Whether you’re indoors or outdoors, you should wrap up. Don’t feel daft about what you wear indoors. When you’re going to bed, don’t just leave it up to your duvet to keep you warm. You can wear a hat and/or thermal clothing and your support the duvet with an electric blanket or a hot water bottle (but never both at the same time). Enjoy a warm bath before you go to bed. This will warm you up and, additionally, help you to sleep once you jump into bed.
Layer up outdoors with thin layers
Another approach you could consider is layering your clothing, especially if you’re going to be outdoors. The layers trap the warm air between them, which acts as insulation. You should start by putting on a thin but comfortable close-fitting layer, which will be the base for your outfit. With each layer, the clothing should get thicker. You’ll hardly notice the cold. This is also a good way to dress children in winter. Make sure they wear lots of layers and that their clothes are made from wool, cotton or fleece.
Get your feet up
Did you know that the air closer to the ground is colder? Perhaps you’ve noticed your feet get cold when you’re standing in an outdoor sports stadium or at a grass-roots match or sitting on a chilly train somewhere. When you’re at home and the temperatures are colder, wear some thick socks and some comfortable slippers, grab a stool and put your feet up.
Harness the power of drinks
Naturally, it makes sense to reach for the hot drinks when the temperatures drop. The body distributes the heat evenly and the warm liquid will cause your body temperature to surge and stay this way for a good while.
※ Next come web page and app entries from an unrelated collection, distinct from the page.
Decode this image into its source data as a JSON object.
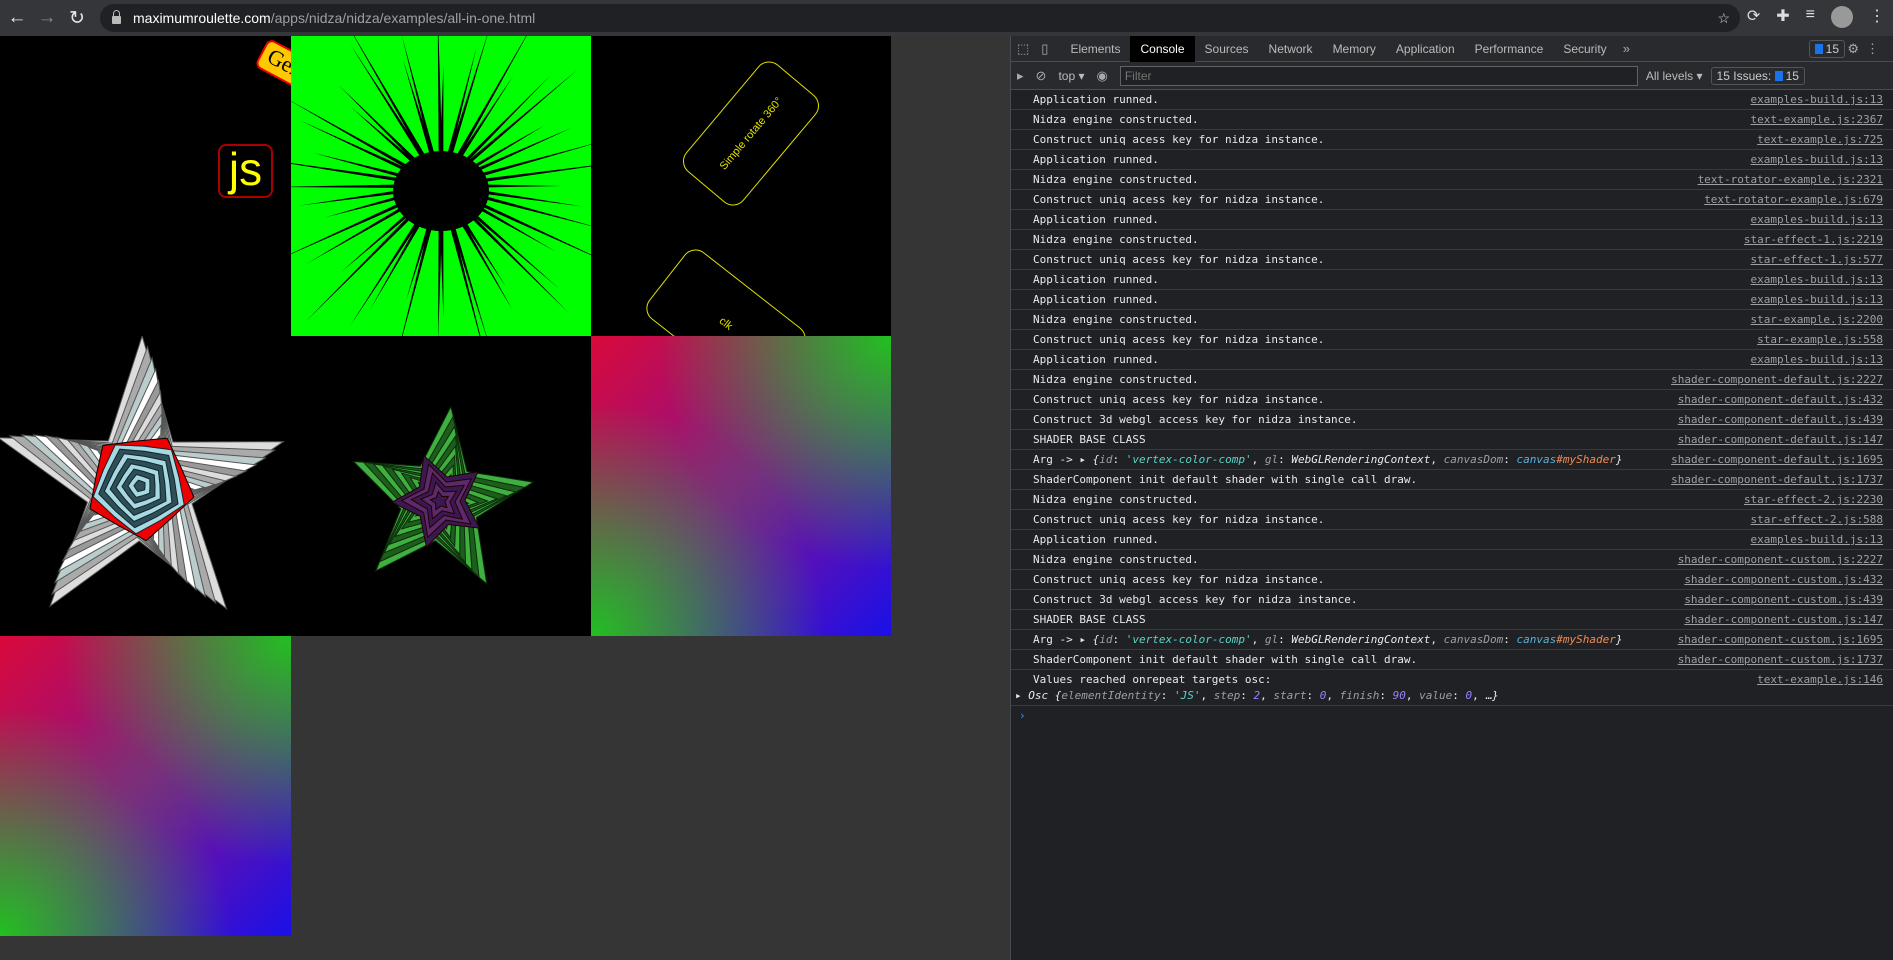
{
  "browser": {
    "url_host": "maximumroulette.com",
    "url_path": "/apps/nidza/nidza/examples/all-in-one.html"
  },
  "canvas": {
    "js_label": "js",
    "gen_label": "Gen",
    "rotate_label": "Simple rotate 360°",
    "click_label": "clk"
  },
  "devtools": {
    "tabs": [
      "Elements",
      "Console",
      "Sources",
      "Network",
      "Memory",
      "Application",
      "Performance",
      "Security"
    ],
    "active_tab": "Console",
    "more": "»",
    "messages_badge": "15",
    "context": "top",
    "filter_placeholder": "Filter",
    "levels": "All levels",
    "issues_label": "15 Issues:",
    "issues_count": "15"
  },
  "console": [
    {
      "msg": "Application runned.",
      "src": "examples-build.js:13"
    },
    {
      "msg": "Nidza engine constructed.",
      "src": "text-example.js:2367"
    },
    {
      "msg": "Construct uniq acess key for nidza instance.",
      "src": "text-example.js:725"
    },
    {
      "msg": "Application runned.",
      "src": "examples-build.js:13"
    },
    {
      "msg": "Nidza engine constructed.",
      "src": "text-rotator-example.js:2321"
    },
    {
      "msg": "Construct uniq acess key for nidza instance.",
      "src": "text-rotator-example.js:679"
    },
    {
      "msg": "Application runned.",
      "src": "examples-build.js:13"
    },
    {
      "msg": "Nidza engine constructed.",
      "src": "star-effect-1.js:2219"
    },
    {
      "msg": "Construct uniq acess key for nidza instance.",
      "src": "star-effect-1.js:577"
    },
    {
      "msg": "Application runned.",
      "src": "examples-build.js:13"
    },
    {
      "msg": "Application runned.",
      "src": "examples-build.js:13"
    },
    {
      "msg": "Nidza engine constructed.",
      "src": "star-example.js:2200"
    },
    {
      "msg": "Construct uniq acess key for nidza instance.",
      "src": "star-example.js:558"
    },
    {
      "msg": "Application runned.",
      "src": "examples-build.js:13"
    },
    {
      "msg": "Nidza engine constructed.",
      "src": "shader-component-default.js:2227"
    },
    {
      "msg": "Construct uniq acess key for nidza instance.",
      "src": "shader-component-default.js:432"
    },
    {
      "msg": "Construct 3d webgl access key for nidza instance.",
      "src": "shader-component-default.js:439"
    },
    {
      "msg": "SHADER BASE CLASS",
      "src": "shader-component-default.js:147"
    },
    {
      "msg": "Arg -> ",
      "obj": true,
      "src": "shader-component-default.js:1695"
    },
    {
      "msg": "ShaderComponent init default shader with single call draw.",
      "src": "shader-component-default.js:1737"
    },
    {
      "msg": "Nidza engine constructed.",
      "src": "star-effect-2.js:2230"
    },
    {
      "msg": "Construct uniq acess key for nidza instance.",
      "src": "star-effect-2.js:588"
    },
    {
      "msg": "Application runned.",
      "src": "examples-build.js:13"
    },
    {
      "msg": "Nidza engine constructed.",
      "src": "shader-component-custom.js:2227"
    },
    {
      "msg": "Construct uniq acess key for nidza instance.",
      "src": "shader-component-custom.js:432"
    },
    {
      "msg": "Construct 3d webgl access key for nidza instance.",
      "src": "shader-component-custom.js:439"
    },
    {
      "msg": "SHADER BASE CLASS",
      "src": "shader-component-custom.js:147"
    },
    {
      "msg": "Arg -> ",
      "obj": true,
      "src": "shader-component-custom.js:1695"
    },
    {
      "msg": "ShaderComponent init default shader with single call draw.",
      "src": "shader-component-custom.js:1737"
    }
  ],
  "arg_object": {
    "id_key": "id",
    "id_val": "'vertex-color-comp'",
    "gl_key": "gl",
    "gl_val": "WebGLRenderingContext",
    "dom_key": "canvasDom",
    "dom_tag": "canvas",
    "dom_id": "#myShader"
  },
  "last_log": {
    "msg": "Values reached onrepeat targets osc:",
    "src": "text-example.js:146",
    "obj_name": "Osc",
    "k1": "elementIdentity",
    "v1": "'JS'",
    "k2": "step",
    "v2": "2",
    "k3": "start",
    "v3": "0",
    "k4": "finish",
    "v4": "90",
    "k5": "value",
    "v5": "0"
  },
  "colors": {
    "green": "#00ff00",
    "yellow": "#ffff00",
    "link": "#9aa0a6"
  }
}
There’s also the extra bonus of being able to warm your hands up just by holding the cup.
You can give your body temperature an additional boost by adding some spices to drinks and food. Cinnamon, ginger, black pepper, cayenne, cardamom, horseradish and garlic all have properties that would do the trick. If you can incorporate any of these into your drinks or your meals, you could handle the drop in cold temperatures that little bit easier.
Look for financial help
You could be so busy insulating your home, draught-proofing it, setting your heating and more that it may not occur to you to see if you can get some financial help with your home. The Government actively encourages citizens to make their homes more environmentally friendly and offers grants to help with this, particularly in the case where saving energy is concerned. In some circumstances, energy companies will also lend you a hand with the costs:
The Warm Homes Scheme
This scheme can help you to cut your energy bills. The scheme is open to pensioners and to people on low incomes and if you meet the criteria, you’ll receive a discount on your electricity bills. Energy suppliers manage the scheme and will credit the account of people who become part of it. If you receive both your gas and electricity from the same supplier, you could receive a discount on your gas bill. Why not apply and see if you’re eligible?
Home improvement grants
Under the Energy Company Obligation (ECO) scheme, which aims to tackle fuel poverty and reduce carbon emissions, energy companies fund measures that households take to improve the energy efficiency of their homes. If you’re eligible to take part in the scheme, you could receive funding for loft insulation projects. Other measures eligible for potential funding include the installation of smart meters and replacement of boilers.
A note on wellbeing
Preparing for the winter doesn’t just mean focusing on staying warm. You should consider the bigger picture of your wellbeing. Eating well ― which includes eating plenty of fruit and vegetables ― and visiting the doctor for jabs against flu and other illnesses is also important, as is exercise. All of these things are especially necessary in the winter because the lower temperatures can make you more vulnerable to illness and disrupt your wellbeing.
Follow the tips above and you can stay much warmer when those cold winter days and nights arrive. Wrap up warm. It won’t be long before summer is here again!